Diana, the Roman goddess of the hunt, wears a crescent on her forehead, also identifying her as the moon goddess. Diana lived apart from men, accompanied by a group of nymphs; she often represented unattainable beauty or chastity. With a nymph at left fending off a lustful satyr, Rubens refers to a struggle between vice and virtue, combining a sensual display of female bodies with a moral undertone. To bring the viewer more fully into the narrative, Rubens pulls the full-bodied figures to the front of the picture plane, and Diana steps forward, activating the space between viewer and subject.
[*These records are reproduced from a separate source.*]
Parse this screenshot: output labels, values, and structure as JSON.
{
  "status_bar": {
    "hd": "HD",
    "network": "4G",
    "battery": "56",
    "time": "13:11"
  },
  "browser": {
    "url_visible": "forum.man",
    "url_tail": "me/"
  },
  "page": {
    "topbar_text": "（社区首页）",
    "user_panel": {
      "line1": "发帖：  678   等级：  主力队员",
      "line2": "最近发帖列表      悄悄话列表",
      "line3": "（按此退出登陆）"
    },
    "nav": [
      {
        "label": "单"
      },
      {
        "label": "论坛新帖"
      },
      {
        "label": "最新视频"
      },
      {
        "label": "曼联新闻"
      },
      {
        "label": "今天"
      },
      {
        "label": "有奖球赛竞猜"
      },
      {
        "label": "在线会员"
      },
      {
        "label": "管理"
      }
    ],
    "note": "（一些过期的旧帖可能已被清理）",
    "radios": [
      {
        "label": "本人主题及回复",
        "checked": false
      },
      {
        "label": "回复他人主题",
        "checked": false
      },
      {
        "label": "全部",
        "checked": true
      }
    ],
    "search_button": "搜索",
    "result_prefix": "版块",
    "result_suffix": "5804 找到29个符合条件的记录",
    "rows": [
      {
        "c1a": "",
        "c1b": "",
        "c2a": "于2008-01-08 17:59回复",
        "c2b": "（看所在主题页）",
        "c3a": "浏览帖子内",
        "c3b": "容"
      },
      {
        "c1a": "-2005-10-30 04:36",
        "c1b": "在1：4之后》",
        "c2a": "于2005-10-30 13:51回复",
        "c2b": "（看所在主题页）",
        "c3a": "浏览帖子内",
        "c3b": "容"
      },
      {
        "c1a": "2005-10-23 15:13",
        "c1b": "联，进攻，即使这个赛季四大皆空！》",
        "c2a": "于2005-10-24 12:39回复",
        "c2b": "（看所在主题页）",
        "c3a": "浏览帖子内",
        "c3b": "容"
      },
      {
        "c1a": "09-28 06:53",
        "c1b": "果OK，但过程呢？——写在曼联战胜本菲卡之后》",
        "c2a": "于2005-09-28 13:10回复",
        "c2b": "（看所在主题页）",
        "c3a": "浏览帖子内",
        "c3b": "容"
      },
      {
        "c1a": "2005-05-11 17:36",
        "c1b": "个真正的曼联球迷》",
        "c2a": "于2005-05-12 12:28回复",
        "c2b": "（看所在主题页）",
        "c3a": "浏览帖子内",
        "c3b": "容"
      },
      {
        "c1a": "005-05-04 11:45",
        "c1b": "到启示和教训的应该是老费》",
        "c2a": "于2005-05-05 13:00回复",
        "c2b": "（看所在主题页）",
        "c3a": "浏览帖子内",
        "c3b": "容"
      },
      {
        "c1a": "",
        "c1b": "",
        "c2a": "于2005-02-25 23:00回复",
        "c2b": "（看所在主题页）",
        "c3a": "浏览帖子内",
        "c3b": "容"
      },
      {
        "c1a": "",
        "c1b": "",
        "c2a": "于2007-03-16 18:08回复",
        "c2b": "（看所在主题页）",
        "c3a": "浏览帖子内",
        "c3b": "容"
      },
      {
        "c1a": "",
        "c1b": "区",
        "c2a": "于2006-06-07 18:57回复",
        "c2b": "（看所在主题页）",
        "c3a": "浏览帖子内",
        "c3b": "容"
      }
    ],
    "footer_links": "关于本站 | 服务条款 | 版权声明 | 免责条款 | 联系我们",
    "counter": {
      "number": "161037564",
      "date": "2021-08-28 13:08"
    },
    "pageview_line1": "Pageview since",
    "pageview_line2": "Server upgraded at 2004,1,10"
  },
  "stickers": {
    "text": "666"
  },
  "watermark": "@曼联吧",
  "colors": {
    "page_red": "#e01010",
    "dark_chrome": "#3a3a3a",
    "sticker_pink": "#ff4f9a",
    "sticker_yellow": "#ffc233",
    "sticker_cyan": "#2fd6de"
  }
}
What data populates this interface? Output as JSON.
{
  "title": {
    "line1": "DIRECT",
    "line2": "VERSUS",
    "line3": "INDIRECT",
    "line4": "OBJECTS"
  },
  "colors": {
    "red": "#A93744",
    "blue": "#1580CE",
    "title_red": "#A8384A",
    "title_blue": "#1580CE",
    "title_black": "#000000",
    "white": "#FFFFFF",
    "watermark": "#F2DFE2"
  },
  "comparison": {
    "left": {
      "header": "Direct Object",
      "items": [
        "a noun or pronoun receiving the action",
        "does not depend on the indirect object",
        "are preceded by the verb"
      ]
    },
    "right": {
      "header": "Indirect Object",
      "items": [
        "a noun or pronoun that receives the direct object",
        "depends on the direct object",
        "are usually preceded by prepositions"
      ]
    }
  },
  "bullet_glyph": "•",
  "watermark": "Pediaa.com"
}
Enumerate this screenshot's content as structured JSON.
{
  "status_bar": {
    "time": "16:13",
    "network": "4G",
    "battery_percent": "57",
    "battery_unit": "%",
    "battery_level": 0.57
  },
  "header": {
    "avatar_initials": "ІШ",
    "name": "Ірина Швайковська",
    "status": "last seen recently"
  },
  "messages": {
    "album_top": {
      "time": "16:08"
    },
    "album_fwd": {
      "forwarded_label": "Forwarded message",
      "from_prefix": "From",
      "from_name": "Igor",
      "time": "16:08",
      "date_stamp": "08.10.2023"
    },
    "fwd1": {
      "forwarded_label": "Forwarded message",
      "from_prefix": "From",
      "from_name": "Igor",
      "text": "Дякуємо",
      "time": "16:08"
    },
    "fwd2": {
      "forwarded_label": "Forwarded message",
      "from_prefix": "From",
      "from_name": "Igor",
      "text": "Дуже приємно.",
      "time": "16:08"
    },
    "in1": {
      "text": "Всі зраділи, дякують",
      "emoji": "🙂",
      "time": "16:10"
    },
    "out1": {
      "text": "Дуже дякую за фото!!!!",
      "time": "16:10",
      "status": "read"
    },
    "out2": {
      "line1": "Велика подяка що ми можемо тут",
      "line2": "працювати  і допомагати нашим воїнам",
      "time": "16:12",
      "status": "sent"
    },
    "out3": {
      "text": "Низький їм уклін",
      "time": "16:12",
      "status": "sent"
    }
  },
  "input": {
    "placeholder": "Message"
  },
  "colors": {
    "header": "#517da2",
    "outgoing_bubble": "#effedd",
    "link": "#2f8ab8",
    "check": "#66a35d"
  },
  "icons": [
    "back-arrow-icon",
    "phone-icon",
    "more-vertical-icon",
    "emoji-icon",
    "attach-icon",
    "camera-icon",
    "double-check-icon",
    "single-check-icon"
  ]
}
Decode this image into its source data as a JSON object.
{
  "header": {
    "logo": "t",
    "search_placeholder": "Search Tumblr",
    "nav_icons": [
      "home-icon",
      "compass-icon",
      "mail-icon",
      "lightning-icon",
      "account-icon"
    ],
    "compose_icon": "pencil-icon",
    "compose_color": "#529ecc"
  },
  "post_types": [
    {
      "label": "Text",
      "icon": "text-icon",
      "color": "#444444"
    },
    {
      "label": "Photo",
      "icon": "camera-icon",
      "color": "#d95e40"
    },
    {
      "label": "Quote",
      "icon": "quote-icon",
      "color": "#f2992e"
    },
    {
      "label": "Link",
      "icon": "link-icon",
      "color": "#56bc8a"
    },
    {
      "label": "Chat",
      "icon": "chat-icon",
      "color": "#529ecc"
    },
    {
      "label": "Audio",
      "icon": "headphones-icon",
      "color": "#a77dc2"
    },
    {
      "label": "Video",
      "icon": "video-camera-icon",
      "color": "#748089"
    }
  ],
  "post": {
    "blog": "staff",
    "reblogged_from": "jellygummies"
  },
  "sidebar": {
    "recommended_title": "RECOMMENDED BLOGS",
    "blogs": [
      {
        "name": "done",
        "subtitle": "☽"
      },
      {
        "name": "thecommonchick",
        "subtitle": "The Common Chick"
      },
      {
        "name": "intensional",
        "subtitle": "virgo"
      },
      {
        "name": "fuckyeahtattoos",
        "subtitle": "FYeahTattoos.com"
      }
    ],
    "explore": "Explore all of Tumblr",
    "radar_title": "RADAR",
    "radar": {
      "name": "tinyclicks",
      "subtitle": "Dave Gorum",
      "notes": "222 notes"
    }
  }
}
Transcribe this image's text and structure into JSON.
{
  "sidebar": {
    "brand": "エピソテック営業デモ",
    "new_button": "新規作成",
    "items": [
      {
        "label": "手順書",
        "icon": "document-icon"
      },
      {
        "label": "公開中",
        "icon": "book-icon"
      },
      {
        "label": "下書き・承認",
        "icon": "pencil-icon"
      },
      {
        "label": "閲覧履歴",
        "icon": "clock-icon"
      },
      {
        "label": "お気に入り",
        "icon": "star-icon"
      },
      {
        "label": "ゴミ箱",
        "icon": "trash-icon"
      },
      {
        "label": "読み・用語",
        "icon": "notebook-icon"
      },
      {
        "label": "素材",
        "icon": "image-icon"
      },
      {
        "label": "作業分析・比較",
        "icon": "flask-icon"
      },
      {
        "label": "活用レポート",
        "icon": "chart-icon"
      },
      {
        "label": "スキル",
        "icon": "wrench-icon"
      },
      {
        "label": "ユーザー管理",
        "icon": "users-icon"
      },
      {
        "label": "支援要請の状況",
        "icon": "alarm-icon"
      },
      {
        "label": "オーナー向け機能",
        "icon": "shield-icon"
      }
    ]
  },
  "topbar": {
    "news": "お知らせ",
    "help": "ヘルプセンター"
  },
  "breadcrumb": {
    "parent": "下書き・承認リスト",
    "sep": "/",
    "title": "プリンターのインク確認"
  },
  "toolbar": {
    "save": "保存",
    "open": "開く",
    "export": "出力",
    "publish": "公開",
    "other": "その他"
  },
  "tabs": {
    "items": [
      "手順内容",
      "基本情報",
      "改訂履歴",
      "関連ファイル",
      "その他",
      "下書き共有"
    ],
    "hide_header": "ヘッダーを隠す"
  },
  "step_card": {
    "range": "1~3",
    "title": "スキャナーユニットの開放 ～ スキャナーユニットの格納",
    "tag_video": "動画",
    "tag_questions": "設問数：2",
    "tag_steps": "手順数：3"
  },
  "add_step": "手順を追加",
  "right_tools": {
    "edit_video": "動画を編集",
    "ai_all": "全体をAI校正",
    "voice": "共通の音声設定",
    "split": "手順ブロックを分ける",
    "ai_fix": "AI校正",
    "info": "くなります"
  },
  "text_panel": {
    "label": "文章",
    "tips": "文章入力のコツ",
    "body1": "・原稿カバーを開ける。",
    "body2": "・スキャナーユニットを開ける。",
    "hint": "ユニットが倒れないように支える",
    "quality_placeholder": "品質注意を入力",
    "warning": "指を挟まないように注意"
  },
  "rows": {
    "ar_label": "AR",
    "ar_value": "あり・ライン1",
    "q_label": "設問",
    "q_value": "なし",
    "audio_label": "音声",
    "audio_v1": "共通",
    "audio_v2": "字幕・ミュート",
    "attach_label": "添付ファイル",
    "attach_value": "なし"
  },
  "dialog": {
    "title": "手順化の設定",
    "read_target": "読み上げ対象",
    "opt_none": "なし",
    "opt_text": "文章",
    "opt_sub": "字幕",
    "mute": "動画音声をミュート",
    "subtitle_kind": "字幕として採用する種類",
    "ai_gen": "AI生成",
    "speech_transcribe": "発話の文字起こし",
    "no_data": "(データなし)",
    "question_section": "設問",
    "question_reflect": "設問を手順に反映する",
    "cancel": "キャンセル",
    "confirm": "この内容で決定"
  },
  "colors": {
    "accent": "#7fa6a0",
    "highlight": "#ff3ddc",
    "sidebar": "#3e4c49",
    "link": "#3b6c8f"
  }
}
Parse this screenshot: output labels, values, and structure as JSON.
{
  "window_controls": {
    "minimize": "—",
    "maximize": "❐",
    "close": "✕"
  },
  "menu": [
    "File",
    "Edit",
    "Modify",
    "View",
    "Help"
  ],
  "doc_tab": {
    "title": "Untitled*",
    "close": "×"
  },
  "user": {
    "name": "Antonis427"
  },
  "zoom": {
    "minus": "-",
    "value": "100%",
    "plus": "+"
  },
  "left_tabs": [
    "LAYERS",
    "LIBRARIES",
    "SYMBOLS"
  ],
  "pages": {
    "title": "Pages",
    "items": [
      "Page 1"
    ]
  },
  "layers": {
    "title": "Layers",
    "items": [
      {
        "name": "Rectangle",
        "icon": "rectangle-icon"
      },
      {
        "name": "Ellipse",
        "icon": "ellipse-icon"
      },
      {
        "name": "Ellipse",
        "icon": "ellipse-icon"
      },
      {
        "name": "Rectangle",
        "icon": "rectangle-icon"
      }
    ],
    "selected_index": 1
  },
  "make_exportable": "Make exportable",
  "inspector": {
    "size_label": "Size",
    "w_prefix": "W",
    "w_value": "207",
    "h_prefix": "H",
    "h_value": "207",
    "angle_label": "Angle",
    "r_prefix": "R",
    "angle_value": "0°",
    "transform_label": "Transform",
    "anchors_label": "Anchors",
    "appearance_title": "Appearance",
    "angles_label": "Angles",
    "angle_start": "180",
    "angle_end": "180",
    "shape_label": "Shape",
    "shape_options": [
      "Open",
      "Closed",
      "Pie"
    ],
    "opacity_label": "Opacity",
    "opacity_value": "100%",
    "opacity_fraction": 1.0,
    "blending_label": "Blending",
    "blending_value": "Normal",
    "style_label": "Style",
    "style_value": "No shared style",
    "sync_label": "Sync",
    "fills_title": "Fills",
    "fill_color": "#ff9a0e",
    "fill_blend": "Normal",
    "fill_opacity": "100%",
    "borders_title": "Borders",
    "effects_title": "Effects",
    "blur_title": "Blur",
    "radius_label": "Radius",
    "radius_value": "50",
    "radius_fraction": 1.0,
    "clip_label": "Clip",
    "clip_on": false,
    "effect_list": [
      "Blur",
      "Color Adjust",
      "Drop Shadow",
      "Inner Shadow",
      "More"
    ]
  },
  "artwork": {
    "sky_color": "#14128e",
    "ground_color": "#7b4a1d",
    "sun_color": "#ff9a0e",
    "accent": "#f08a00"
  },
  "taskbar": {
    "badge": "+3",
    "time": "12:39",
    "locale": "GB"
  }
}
The nymph at the right has the features of Isabella Brant, the artist’s wife, and can be compared with Rubens’s portrait of her, also in the museum's collection.

Download this artwork (provided by The Cleveland Museum of Art).
Learn more about this artwork.


  • Title: Diana and Her Nymphs Departing for the Hunt
  • Creator: Peter Paul Rubens (Flemish, 1577-1640), Workshop
  • Date Created: c. 1615
  • Physical Dimensions: Framed: 261 x 225 x 11 cm (102 3/4 x 88 9/16 x 4 5/16 in.); Unframed: 216 x 178.7 cm (85 1/16 x 70 3/8 in.)
  • Provenance: The Cleveland Museum of Art, Cleveland, Ohio, (Rosenberg & Stiebel, New York, NY, sold to the Cleveland Museum of Art), Édouard [1868-1949] and Germaine [1884-1975] de Rothschild, Chantilly, sold to Rosenberg & Stiebel through Robert Leclerc1, In possession of the Allies; restituted to Édouard and Germaine de Rothschild1, In possession of Hermann Goering [1893-1946], probably Carinhall, Brandenburg1, In possession of the Einsatzstab Reichsleiter Rosenberg (ERR), selected by Hermann Goering for his collection1, Édouard [1868-1949] and Germaine [1884-1975] de Rothschild, Ferrières, confiscated by the Einsatzstab Reichsleiter Rosenberg (ERR)1, Mayer Alphonse de Rothschild [1827-1905], Ferrières, by descent to his son, Édouard de Rothschild, Thomas George Baring, First Earl of Northbrook [1826-1904], sold to Mayer Alphonse de Rothschild1, Thomas Baring, Esq. [1799-1873], London, by descent to his nephew Thomas George Baring1, C. Nieuwenhuys, sold to Thomas Baring, (Clarke sale, Christie's, London, May 8-9, 1840, no. 52, sold to C. Nieuwenhuys), Sir Simon H. Clarke, 10th Baronet Clarke [1818-1849], Oakhill, Hertfordshire, (Sale, Greenwood & Co., London, Feb. 19, 1803, probably sold to Simon H. Clarke)1, (Michael Bryan, London?)1, (Clarke/Hibbert sale, Christie's, London, May 14-15, 1802, no. 71, sold to Michael Bryan)1, Sir Simon Haughton Clarke, 9th Baronet Clarke [1764-1832], Oakhill, Hertfordshire, and George Hibbert [1757-1837]1, (Coxe, Burrel & Foster, London, Bryan sale, May 17, 1798, no. 42, sold to Simon H. Clarke)1, Michael Bryan [1757 – 1821], London1, Van Coevorden1, (C. Blasius, et.al., Amsterdam, Hooft estate sale, August 31, 1796, no. 32, sold to van Coevorden), Elisabeth Hooft [c. 1711-1796], Amsterdam, Wouter Valckenier and family [1705-1784], Amsterdam, by descent to his widow, Elisabeth Hooft
  • Type: Painting
  • Rights: CC0
  • External Link: https://clevelandart.org/art/1959.190
  • Medium: oil on canvas
  • Department: European Painting and Sculpture
  • Culture: Flanders, 17th century
  • Credit Line: Leonard C. Hanna, Jr. Fund
  • Collection: P - Netherlandish-Flemish
  • Accession Number: 1959.190

Get the app

Explore museums and play with Art Transfer, Pocket Galleries, Art Selfie, and more

Flash this QR Code to get the app


Google apps